- **Materials provided**:

|---|

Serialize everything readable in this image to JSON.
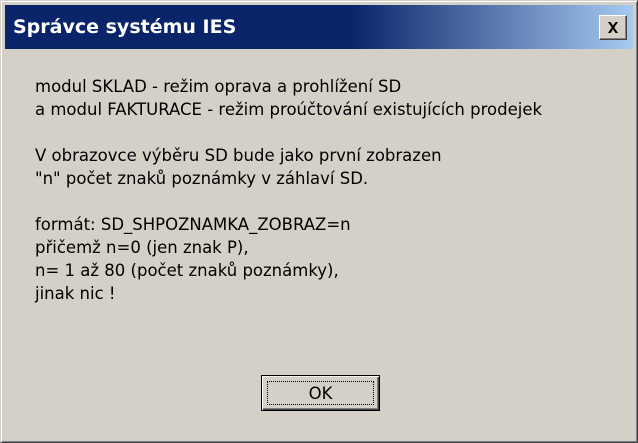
{
  "window": {
    "title": "Správce systému IES",
    "close_glyph": "✕"
  },
  "message": {
    "lines": [
      "modul SKLAD - režim oprava a prohlížení SD",
      "a modul FAKTURACE - režim proúčtování existujících prodejek",
      "",
      "V obrazovce výběru SD bude jako první zobrazen",
      "\"n\" počet znaků poznámky v záhlaví SD.",
      "",
      "formát: SD_SHPOZNAMKA_ZOBRAZ=n",
      "přičemž n=0 (jen znak P),",
      "n= 1 až 80 (počet znaků poznámky),",
      "jinak nic !"
    ]
  },
  "buttons": {
    "ok_label": "OK"
  },
  "colors": {
    "titlebar_start": "#0a246a",
    "titlebar_end": "#a6caf0",
    "face": "#d4d0c8"
  }
}
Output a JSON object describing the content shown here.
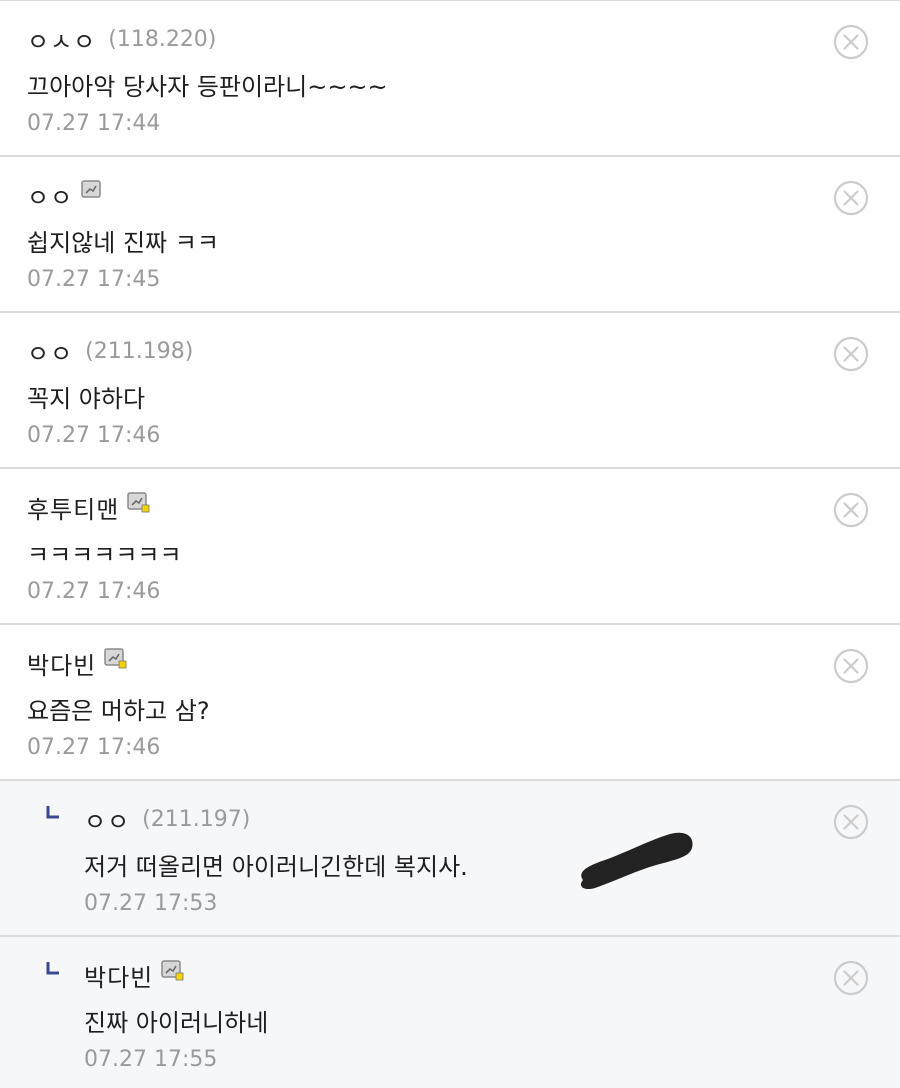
{
  "comments": [
    {
      "nick": "ㅇㅅㅇ",
      "ip": "(118.220)",
      "badge": "none",
      "text": "끄아아악 당사자 등판이라니~~~~",
      "time": "07.27 17:44",
      "reply": false
    },
    {
      "nick": "ㅇㅇ",
      "ip": "",
      "badge": "gallog-icon",
      "text": "쉽지않네 진짜 ㅋㅋ",
      "time": "07.27 17:45",
      "reply": false
    },
    {
      "nick": "ㅇㅇ",
      "ip": "(211.198)",
      "badge": "none",
      "text": "꼭지 야하다",
      "time": "07.27 17:46",
      "reply": false
    },
    {
      "nick": "후투티맨",
      "ip": "",
      "badge": "fixed-nick-icon",
      "text": "ㅋㅋㅋㅋㅋㅋㅋ",
      "time": "07.27 17:46",
      "reply": false
    },
    {
      "nick": "박다빈",
      "ip": "",
      "badge": "fixed-nick-icon",
      "text": "요즘은 머하고 삼?",
      "time": "07.27 17:46",
      "reply": false
    },
    {
      "nick": "ㅇㅇ",
      "ip": "(211.197)",
      "badge": "none",
      "text": "저거 떠올리면 아이러니긴한데 복지사.",
      "time": "07.27 17:53",
      "reply": true
    },
    {
      "nick": "박다빈",
      "ip": "",
      "badge": "fixed-nick-icon",
      "text": "진짜 아이러니하네",
      "time": "07.27 17:55",
      "reply": true
    }
  ],
  "colors": {
    "reply_background": "#f6f7f9",
    "reply_marker": "#3b4890",
    "delete_icon": "#cccccc",
    "meta_text": "#9a9a9a",
    "fixed_nick_badge_dot": "#f2d300"
  },
  "icons": {
    "delete": "close-circle-icon",
    "reply": "reply-arrow-icon",
    "redaction": "black-marker-scribble"
  }
}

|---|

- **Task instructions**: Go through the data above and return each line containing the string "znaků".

- **Answer to the problem**:
      "\"n\" počet znaků poznámky v záhlaví SD.",
      "n= 1 až 80 (počet znaků poznámky),",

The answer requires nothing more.